Planets are much much fainter than stars. In order to image a planet directly, we must remove the influence of the starlight to reveal the faint source lying underneath. Binary Differential Imaging leverages the advantage of simultaneously imaging a science target and a star to use to build a model of the point spread function by imaging both stars in a binary in a single image, and using each star as the reference for the other. I reduced a binary differential imaging dataset of 17 binaries imaged in L-prime band with MagAO/Clio on the Magellan Telescope from 2014-2017 using principle component analysis to recontruct the starlight model.

Boyajian's Star's Wide Companion

Boyajian's Star (aka KIC 8462852, aka Tabby's Star) has made waves in both astrophysics and the popular imagination due to its enigmatic light curve from the Kepler space telescope that is not well explained yet by any physical (or alien) theory (hint: it's not aliens). I showed that it has an here-to-fore unconfirmed wide stellar companion currently ~880 AU away. The companion is not an explanation for the light curve (despite claims to the contrary) but it is another piece of the puzzle.

Gaia RUWE as an indicator of multiplicity

The Gaia astrometric satellite assumes each point source is a single star to fit astrometry to its motion. So the presence of subsystems unresolved in Gaia will cause the motion to deviate from a single star, and cause error in the fit. The error is encapsulated in the Renormalized Unit Weight Error (RUWE) term. Thus, RUWE can be used as a signpost of the presence of unresolved multiple stars.
In this unpublished mini-lit review I summarize recent work on RUWE and what it can reveal about unresolved multiples in Gaia DR2 and EDR3.
Image: Figure 1 from Belokurov et al. 2020 showing an HRD of selected Gaia sources, color coded by RUWE. The marked regions correspond to MS multiples and white dwarf + M-dwarf binaries, which also show elevated RUWE, illustrating that RUWE is sensitive to multiplicity.

Orbit Fitting of Wide Stellar Binaries with Gaia

The Gaia astrometric satellite provides unprecedented accuracy of astrometry motion. I showed that the relative velocity between two stars in a wide binary, for which both stars are well resolved by Gaia and have high quality astrometric solutions, can be used to constrain the orbital elements of the binary orbit.
I produced an open source python package that automatically fits orbital elements for two Gaia EDR3 sources with just the source ID numbers and a mass estimate for each.

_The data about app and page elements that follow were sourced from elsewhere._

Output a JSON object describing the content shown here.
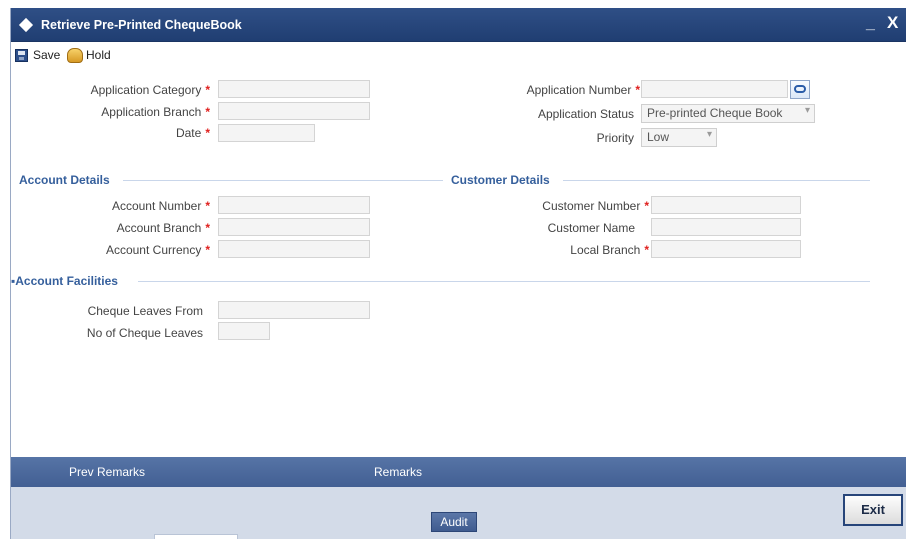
{
  "window": {
    "title": "Retrieve Pre-Printed ChequeBook",
    "minimize": "_",
    "close": "X"
  },
  "toolbar": {
    "save_label": "Save",
    "hold_label": "Hold"
  },
  "header": {
    "application_category": {
      "label": "Application Category",
      "value": ""
    },
    "application_branch": {
      "label": "Application Branch",
      "value": ""
    },
    "date": {
      "label": "Date",
      "value": ""
    },
    "application_number": {
      "label": "Application Number",
      "value": ""
    },
    "application_status": {
      "label": "Application Status",
      "value": "Pre-printed Cheque Book"
    },
    "priority": {
      "label": "Priority",
      "value": "Low"
    },
    "required_marker": "*"
  },
  "account_details": {
    "title": "Account Details",
    "account_number": {
      "label": "Account Number",
      "value": ""
    },
    "account_branch": {
      "label": "Account Branch",
      "value": ""
    },
    "account_currency": {
      "label": "Account Currency",
      "value": ""
    }
  },
  "customer_details": {
    "title": "Customer Details",
    "customer_number": {
      "label": "Customer Number",
      "value": ""
    },
    "customer_name": {
      "label": "Customer Name",
      "value": ""
    },
    "local_branch": {
      "label": "Local Branch",
      "value": ""
    }
  },
  "account_facilities": {
    "title": "Account Facilities",
    "cheque_leaves_from": {
      "label": "Cheque Leaves From",
      "value": ""
    },
    "no_of_cheque_leaves": {
      "label": "No of Cheque Leaves",
      "value": ""
    }
  },
  "footer": {
    "prev_remarks": "Prev Remarks",
    "remarks": "Remarks",
    "audit": "Audit",
    "exit": "Exit"
  },
  "icons": {
    "window": "diamond-icon",
    "save": "save-icon",
    "hold": "hold-icon",
    "lookup": "lookup-icon",
    "dropdown": "chevron-down-icon"
  },
  "colors": {
    "title_bar": "#203e72",
    "section_title": "#355f9c",
    "required": "#e0201e",
    "footer_band": "#4a679b"
  }
}
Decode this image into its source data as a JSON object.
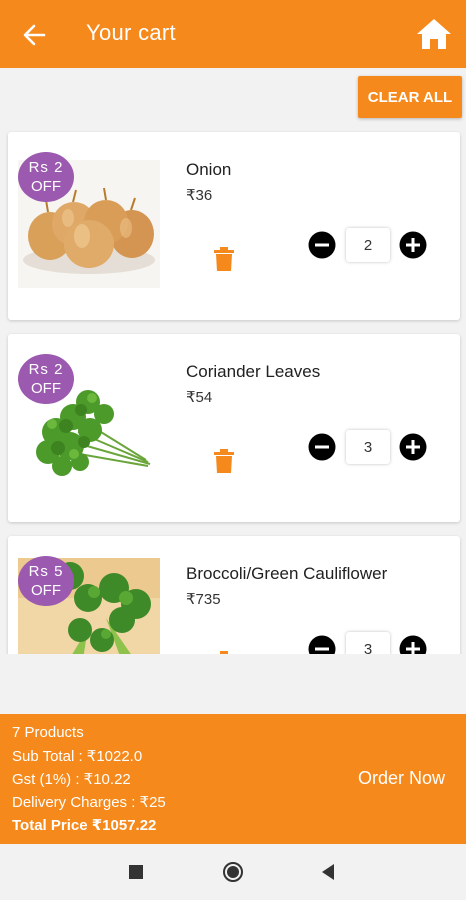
{
  "header": {
    "title": "Your cart",
    "back_icon": "arrow-left-icon",
    "home_icon": "home-icon"
  },
  "actions": {
    "clear_all": "CLEAR ALL"
  },
  "cart_items": [
    {
      "name": "Onion",
      "price": "₹36",
      "badge_line1": "Rs 2",
      "badge_line2": "OFF",
      "quantity": "2",
      "image": "onion"
    },
    {
      "name": "Coriander Leaves",
      "price": "₹54",
      "badge_line1": "Rs 2",
      "badge_line2": "OFF",
      "quantity": "3",
      "image": "coriander"
    },
    {
      "name": "Broccoli/Green Cauliflower",
      "price": "₹735",
      "badge_line1": "Rs 5",
      "badge_line2": "OFF",
      "quantity": "3",
      "image": "broccoli"
    }
  ],
  "summary": {
    "products": "7 Products",
    "sub_total": "Sub Total : ₹1022.0",
    "gst": "Gst (1%) : ₹10.22",
    "delivery": "Delivery Charges : ₹25",
    "total": "Total Price ₹1057.22",
    "order_now": "Order Now"
  },
  "colors": {
    "accent": "#f5891b",
    "badge": "#9b5ab0",
    "trash": "#f5891b"
  }
}
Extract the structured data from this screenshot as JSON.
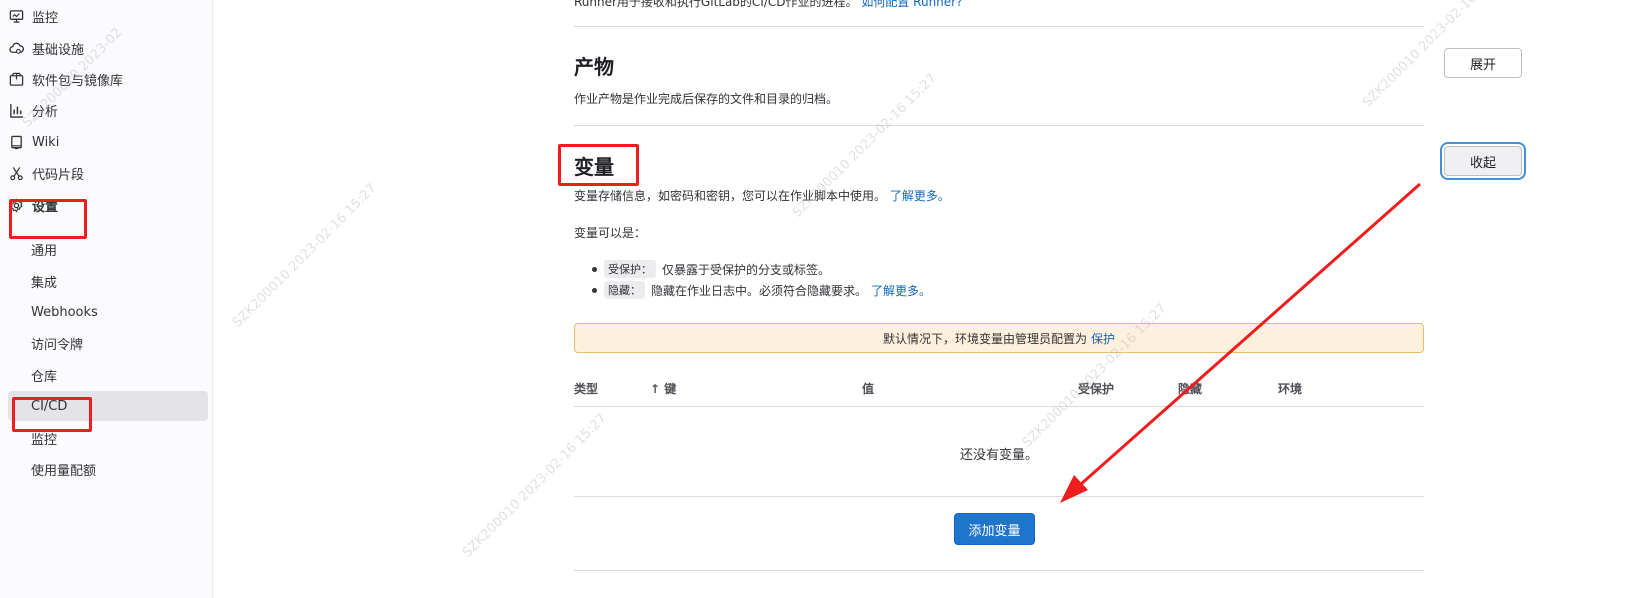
{
  "sidebar": {
    "items": [
      {
        "label": "监控",
        "icon": "monitor-icon"
      },
      {
        "label": "基础设施",
        "icon": "cloud-gear-icon"
      },
      {
        "label": "软件包与镜像库",
        "icon": "package-icon"
      },
      {
        "label": "分析",
        "icon": "chart-icon"
      },
      {
        "label": "Wiki",
        "icon": "book-icon"
      },
      {
        "label": "代码片段",
        "icon": "scissors-icon"
      },
      {
        "label": "设置",
        "icon": "gear-icon"
      }
    ],
    "subitems": [
      "通用",
      "集成",
      "Webhooks",
      "访问令牌",
      "仓库",
      "CI/CD",
      "监控",
      "使用量配额"
    ]
  },
  "runner_section": {
    "desc": "Runner用于接收和执行GitLab的CI/CD作业的进程。",
    "link": "如何配置 Runner?"
  },
  "artifacts": {
    "title": "产物",
    "desc": "作业产物是作业完成后保存的文件和目录的归档。",
    "button": "展开"
  },
  "variables": {
    "title": "变量",
    "desc": "变量存储信息，如密码和密钥，您可以在作业脚本中使用。",
    "learn_more": "了解更多。",
    "intro": "变量可以是：",
    "button": "收起",
    "list": [
      {
        "code": "受保护：",
        "text": "仅暴露于受保护的分支或标签。",
        "link": ""
      },
      {
        "code": "隐藏：",
        "text": "隐藏在作业日志中。必须符合隐藏要求。",
        "link": "了解更多。"
      }
    ],
    "alert_text": "默认情况下，环境变量由管理员配置为",
    "alert_link": "保护",
    "table": {
      "headers": [
        "类型",
        "↑ 键",
        "值",
        "受保护",
        "隐藏",
        "环境"
      ],
      "empty": "还没有变量。"
    },
    "add_button": "添加变量"
  },
  "watermark": "SZK200010 2023-02-16 15:27",
  "annotation_color": "#ef1d1d"
}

Orbital Motion of Wide Planetary-Mass Companions to Low-Mass Stars

Planetary mass companions are large mass planets (on the order of 15 Mjup) on wide orbits (100’s of AU) from their host stars. They exist in a parameter such that it is unclear if they represent the high end of planetary masses, the low end of brown dwarf masses, or if there is even is a dividing line in the substellar mass function at all. I measured precise milliarcsecond astrometry of the PMC GSC 6214-210 B in 10 years of Keck/NIRC2 images, and fit the motion for orbital elements using the Orbits for the Impatient rejection sampling algorithm.